Cyprus will include children as young as six in its COVID-19 screening programme and introduce mandatory masks in schools to ward off a surge in the virus, authorities said.
Cases of the Delta variant of the coronavirus have been ticking up on the eastern Mediterranean island, like elsewhere in Europe, over the past month.
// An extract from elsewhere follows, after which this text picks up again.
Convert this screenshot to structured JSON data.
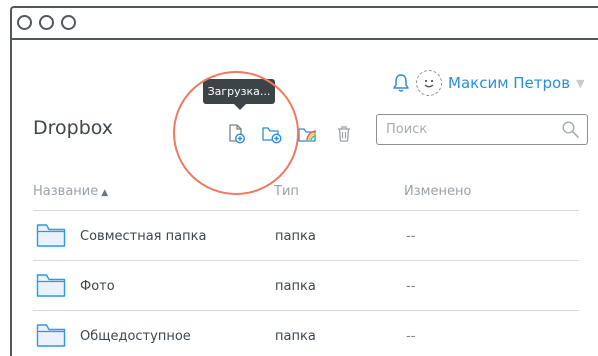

By late Tuesday, authorities had recorded 131,028 cases since the pandemic broke out in March 2020, along with 590 deaths.
From Nov. 29, children aged 6-11 will be required to undergo weekly screening for COVID-19, and wearing masks will be mandatory, Health Minster Michalis Hadjipantelas said.
A “safe pass”, which is a certificate of vaccination, will cease to be valid from Dec. 18 if seven months have lapsed from a person’s initial vaccination dose, and if they have failed to get a booster shot.
Protection from the vaccines tends to wane after several months and while the shots greatly reduce the risk of serious illness or death from COVID-19, they do not prevent viral transmission or re-infection.
“Only through cooperation and individual responsibility can we overcome the threat of this virus, and save Christmas without the imposition of additional measures,” Hadjipantelas said in a statement.
Cyprus introduced widespread restrictions on unvaccinated persons – an estimated 20 percent of the population – in August. The government made it mandatory for persons without a jab to get tested every 72 hours to access establishments ranging from bakeries and supermarkets to banks and public services.
Self-testing kits will be made available to the population from Dec. 13, with unvaccinated persons having to pay for the service.
Photo – Two women leaving the Nicosia General Hospital, Cyprus. EPA-EFE/KATIA CHRISTODOULOU